Segment Start: Exercise material
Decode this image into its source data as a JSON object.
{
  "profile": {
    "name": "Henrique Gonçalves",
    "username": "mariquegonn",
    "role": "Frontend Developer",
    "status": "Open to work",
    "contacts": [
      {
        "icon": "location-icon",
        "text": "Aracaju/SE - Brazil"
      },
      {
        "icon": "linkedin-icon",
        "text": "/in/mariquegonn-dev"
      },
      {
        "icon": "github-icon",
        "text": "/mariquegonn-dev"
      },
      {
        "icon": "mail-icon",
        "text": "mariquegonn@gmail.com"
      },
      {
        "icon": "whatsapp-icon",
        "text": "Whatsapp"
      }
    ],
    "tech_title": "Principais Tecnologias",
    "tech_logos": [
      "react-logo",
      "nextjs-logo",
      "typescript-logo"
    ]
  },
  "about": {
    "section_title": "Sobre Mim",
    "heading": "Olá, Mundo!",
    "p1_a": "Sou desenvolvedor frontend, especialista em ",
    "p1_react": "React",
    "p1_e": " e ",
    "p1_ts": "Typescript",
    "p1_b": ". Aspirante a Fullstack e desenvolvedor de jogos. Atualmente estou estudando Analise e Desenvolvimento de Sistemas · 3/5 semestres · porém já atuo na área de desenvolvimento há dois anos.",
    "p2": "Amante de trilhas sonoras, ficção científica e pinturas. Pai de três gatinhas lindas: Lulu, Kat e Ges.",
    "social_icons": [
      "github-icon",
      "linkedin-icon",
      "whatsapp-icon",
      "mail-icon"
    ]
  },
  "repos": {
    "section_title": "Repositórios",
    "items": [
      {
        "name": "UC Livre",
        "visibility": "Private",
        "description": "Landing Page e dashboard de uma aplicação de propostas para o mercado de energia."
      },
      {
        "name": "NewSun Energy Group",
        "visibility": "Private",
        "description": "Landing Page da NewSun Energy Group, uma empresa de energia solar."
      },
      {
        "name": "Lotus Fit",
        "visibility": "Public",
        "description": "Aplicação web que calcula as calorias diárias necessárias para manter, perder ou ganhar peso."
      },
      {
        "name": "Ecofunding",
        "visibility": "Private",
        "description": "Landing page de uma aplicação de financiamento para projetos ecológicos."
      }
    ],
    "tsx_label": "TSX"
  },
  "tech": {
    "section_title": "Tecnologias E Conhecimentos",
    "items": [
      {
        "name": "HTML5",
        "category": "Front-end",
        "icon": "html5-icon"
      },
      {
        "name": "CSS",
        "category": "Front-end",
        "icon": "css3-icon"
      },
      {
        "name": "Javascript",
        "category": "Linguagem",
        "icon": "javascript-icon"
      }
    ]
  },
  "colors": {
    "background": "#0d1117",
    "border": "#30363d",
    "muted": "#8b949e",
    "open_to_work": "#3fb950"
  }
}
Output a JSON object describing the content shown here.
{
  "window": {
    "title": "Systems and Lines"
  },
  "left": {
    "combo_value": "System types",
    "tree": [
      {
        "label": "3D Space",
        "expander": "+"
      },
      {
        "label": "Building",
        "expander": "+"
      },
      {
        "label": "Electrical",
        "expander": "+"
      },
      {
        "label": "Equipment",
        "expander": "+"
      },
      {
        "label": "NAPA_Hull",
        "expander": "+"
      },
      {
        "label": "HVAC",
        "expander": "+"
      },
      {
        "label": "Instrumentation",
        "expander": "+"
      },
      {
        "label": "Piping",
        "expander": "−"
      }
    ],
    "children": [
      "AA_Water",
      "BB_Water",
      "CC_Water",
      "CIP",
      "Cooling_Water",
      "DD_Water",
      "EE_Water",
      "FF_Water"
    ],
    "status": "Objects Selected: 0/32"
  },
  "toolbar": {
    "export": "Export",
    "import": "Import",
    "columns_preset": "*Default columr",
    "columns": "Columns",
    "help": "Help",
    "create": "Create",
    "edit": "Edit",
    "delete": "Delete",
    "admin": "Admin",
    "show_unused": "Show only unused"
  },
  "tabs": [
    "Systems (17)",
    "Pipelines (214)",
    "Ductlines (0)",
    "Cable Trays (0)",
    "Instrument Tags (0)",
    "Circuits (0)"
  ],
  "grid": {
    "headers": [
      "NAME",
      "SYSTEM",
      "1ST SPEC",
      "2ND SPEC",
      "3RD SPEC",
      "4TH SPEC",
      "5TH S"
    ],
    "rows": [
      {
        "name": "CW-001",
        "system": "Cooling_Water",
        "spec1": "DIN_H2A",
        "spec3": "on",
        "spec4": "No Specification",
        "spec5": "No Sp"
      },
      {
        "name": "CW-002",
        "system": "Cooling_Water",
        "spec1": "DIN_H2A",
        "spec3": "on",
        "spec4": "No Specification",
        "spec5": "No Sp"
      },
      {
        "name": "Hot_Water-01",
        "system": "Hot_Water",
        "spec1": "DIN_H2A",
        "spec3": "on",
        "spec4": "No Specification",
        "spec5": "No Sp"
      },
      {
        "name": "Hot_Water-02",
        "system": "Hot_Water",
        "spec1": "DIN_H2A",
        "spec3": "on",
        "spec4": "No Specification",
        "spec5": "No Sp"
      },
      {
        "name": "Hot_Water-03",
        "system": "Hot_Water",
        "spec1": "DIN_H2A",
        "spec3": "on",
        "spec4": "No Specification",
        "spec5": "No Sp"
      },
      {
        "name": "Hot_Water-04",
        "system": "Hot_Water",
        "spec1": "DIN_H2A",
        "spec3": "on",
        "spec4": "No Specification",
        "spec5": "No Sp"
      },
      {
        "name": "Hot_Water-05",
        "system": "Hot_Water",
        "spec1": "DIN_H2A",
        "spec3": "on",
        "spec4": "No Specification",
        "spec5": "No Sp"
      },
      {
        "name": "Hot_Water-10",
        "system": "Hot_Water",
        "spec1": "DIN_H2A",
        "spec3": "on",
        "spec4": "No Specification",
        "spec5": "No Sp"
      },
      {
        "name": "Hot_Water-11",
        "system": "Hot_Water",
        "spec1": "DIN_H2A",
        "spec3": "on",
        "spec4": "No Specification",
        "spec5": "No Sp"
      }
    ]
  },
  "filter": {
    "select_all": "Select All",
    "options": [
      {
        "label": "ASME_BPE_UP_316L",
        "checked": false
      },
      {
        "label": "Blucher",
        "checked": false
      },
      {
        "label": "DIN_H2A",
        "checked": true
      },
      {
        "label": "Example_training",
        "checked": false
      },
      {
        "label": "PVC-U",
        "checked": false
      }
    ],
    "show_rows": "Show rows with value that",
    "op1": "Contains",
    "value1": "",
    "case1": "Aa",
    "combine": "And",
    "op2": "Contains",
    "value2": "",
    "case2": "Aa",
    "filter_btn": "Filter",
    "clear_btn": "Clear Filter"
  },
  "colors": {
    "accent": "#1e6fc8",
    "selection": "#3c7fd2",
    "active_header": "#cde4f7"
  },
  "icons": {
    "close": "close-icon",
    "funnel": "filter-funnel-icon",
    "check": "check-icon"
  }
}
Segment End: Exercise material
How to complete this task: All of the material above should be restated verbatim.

The answer:
Decode this image into its source data as a JSON object.
{
  "profile": {
    "name": "Henrique Gonçalves",
    "username": "mariquegonn",
    "role": "Frontend Developer",
    "status": "Open to work",
    "contacts": [
      {
        "icon": "location-icon",
        "text": "Aracaju/SE - Brazil"
      },
      {
        "icon": "linkedin-icon",
        "text": "/in/mariquegonn-dev"
      },
      {
        "icon": "github-icon",
        "text": "/mariquegonn-dev"
      },
      {
        "icon": "mail-icon",
        "text": "mariquegonn@gmail.com"
      },
      {
        "icon": "whatsapp-icon",
        "text": "Whatsapp"
      }
    ],
    "tech_title": "Principais Tecnologias",
    "tech_logos": [
      "react-logo",
      "nextjs-logo",
      "typescript-logo"
    ]
  },
  "about": {
    "section_title": "Sobre Mim",
    "heading": "Olá, Mundo!",
    "p1_a": "Sou desenvolvedor frontend, especialista em ",
    "p1_react": "React",
    "p1_e": " e ",
    "p1_ts": "Typescript",
    "p1_b": ". Aspirante a Fullstack e desenvolvedor de jogos. Atualmente estou estudando Analise e Desenvolvimento de Sistemas · 3/5 semestres · porém já atuo na área de desenvolvimento há dois anos.",
    "p2": "Amante de trilhas sonoras, ficção científica e pinturas. Pai de três gatinhas lindas: Lulu, Kat e Ges.",
    "social_icons": [
      "github-icon",
      "linkedin-icon",
      "whatsapp-icon",
      "mail-icon"
    ]
  },
  "repos": {
    "section_title": "Repositórios",
    "items": [
      {
        "name": "UC Livre",
        "visibility": "Private",
        "description": "Landing Page e dashboard de uma aplicação de propostas para o mercado de energia."
      },
      {
        "name": "NewSun Energy Group",
        "visibility": "Private",
        "description": "Landing Page da NewSun Energy Group, uma empresa de energia solar."
      },
      {
        "name": "Lotus Fit",
        "visibility": "Public",
        "description": "Aplicação web que calcula as calorias diárias necessárias para manter, perder ou ganhar peso."
      },
      {
        "name": "Ecofunding",
        "visibility": "Private",
        "description": "Landing page de uma aplicação de financiamento para projetos ecológicos."
      }
    ],
    "tsx_label": "TSX"
  },
  "tech": {
    "section_title": "Tecnologias E Conhecimentos",
    "items": [
      {
        "name": "HTML5",
        "category": "Front-end",
        "icon": "html5-icon"
      },
      {
        "name": "CSS",
        "category": "Front-end",
        "icon": "css3-icon"
      },
      {
        "name": "Javascript",
        "category": "Linguagem",
        "icon": "javascript-icon"
      }
    ]
  },
  "colors": {
    "background": "#0d1117",
    "border": "#30363d",
    "muted": "#8b949e",
    "open_to_work": "#3fb950"
  }
}
Output a JSON object describing the content shown here.
{
  "window": {
    "title": "Systems and Lines"
  },
  "left": {
    "combo_value": "System types",
    "tree": [
      {
        "label": "3D Space",
        "expander": "+"
      },
      {
        "label": "Building",
        "expander": "+"
      },
      {
        "label": "Electrical",
        "expander": "+"
      },
      {
        "label": "Equipment",
        "expander": "+"
      },
      {
        "label": "NAPA_Hull",
        "expander": "+"
      },
      {
        "label": "HVAC",
        "expander": "+"
      },
      {
        "label": "Instrumentation",
        "expander": "+"
      },
      {
        "label": "Piping",
        "expander": "−"
      }
    ],
    "children": [
      "AA_Water",
      "BB_Water",
      "CC_Water",
      "CIP",
      "Cooling_Water",
      "DD_Water",
      "EE_Water",
      "FF_Water"
    ],
    "status": "Objects Selected: 0/32"
  },
  "toolbar": {
    "export": "Export",
    "import": "Import",
    "columns_preset": "*Default columr",
    "columns": "Columns",
    "help": "Help",
    "create": "Create",
    "edit": "Edit",
    "delete": "Delete",
    "admin": "Admin",
    "show_unused": "Show only unused"
  },
  "tabs": [
    "Systems (17)",
    "Pipelines (214)",
    "Ductlines (0)",
    "Cable Trays (0)",
    "Instrument Tags (0)",
    "Circuits (0)"
  ],
  "grid": {
    "headers": [
      "NAME",
      "SYSTEM",
      "1ST SPEC",
      "2ND SPEC",
      "3RD SPEC",
      "4TH SPEC",
      "5TH S"
    ],
    "rows": [
      {
        "name": "CW-001",
        "system": "Cooling_Water",
        "spec1": "DIN_H2A",
        "spec3": "on",
        "spec4": "No Specification",
        "spec5": "No Sp"
      },
      {
        "name": "CW-002",
        "system": "Cooling_Water",
        "spec1": "DIN_H2A",
        "spec3": "on",
        "spec4": "No Specification",
        "spec5": "No Sp"
      },
      {
        "name": "Hot_Water-01",
        "system": "Hot_Water",
        "spec1": "DIN_H2A",
        "spec3": "on",
        "spec4": "No Specification",
        "spec5": "No Sp"
      },
      {
        "name": "Hot_Water-02",
        "system": "Hot_Water",
        "spec1": "DIN_H2A",
        "spec3": "on",
        "spec4": "No Specification",
        "spec5": "No Sp"
      },
      {
        "name": "Hot_Water-03",
        "system": "Hot_Water",
        "spec1": "DIN_H2A",
        "spec3": "on",
        "spec4": "No Specification",
        "spec5": "No Sp"
      },
      {
        "name": "Hot_Water-04",
        "system": "Hot_Water",
        "spec1": "DIN_H2A",
        "spec3": "on",
        "spec4": "No Specification",
        "spec5": "No Sp"
      },
      {
        "name": "Hot_Water-05",
        "system": "Hot_Water",
        "spec1": "DIN_H2A",
        "spec3": "on",
        "spec4": "No Specification",
        "spec5": "No Sp"
      },
      {
        "name": "Hot_Water-10",
        "system": "Hot_Water",
        "spec1": "DIN_H2A",
        "spec3": "on",
        "spec4": "No Specification",
        "spec5": "No Sp"
      },
      {
        "name": "Hot_Water-11",
        "system": "Hot_Water",
        "spec1": "DIN_H2A",
        "spec3": "on",
        "spec4": "No Specification",
        "spec5": "No Sp"
      }
    ]
  },
  "filter": {
    "select_all": "Select All",
    "options": [
      {
        "label": "ASME_BPE_UP_316L",
        "checked": false
      },
      {
        "label": "Blucher",
        "checked": false
      },
      {
        "label": "DIN_H2A",
        "checked": true
      },
      {
        "label": "Example_training",
        "checked": false
      },
      {
        "label": "PVC-U",
        "checked": false
      }
    ],
    "show_rows": "Show rows with value that",
    "op1": "Contains",
    "value1": "",
    "case1": "Aa",
    "combine": "And",
    "op2": "Contains",
    "value2": "",
    "case2": "Aa",
    "filter_btn": "Filter",
    "clear_btn": "Clear Filter"
  },
  "colors": {
    "accent": "#1e6fc8",
    "selection": "#3c7fd2",
    "active_header": "#cde4f7"
  },
  "icons": {
    "close": "close-icon",
    "funnel": "filter-funnel-icon",
    "check": "check-icon"
  }
}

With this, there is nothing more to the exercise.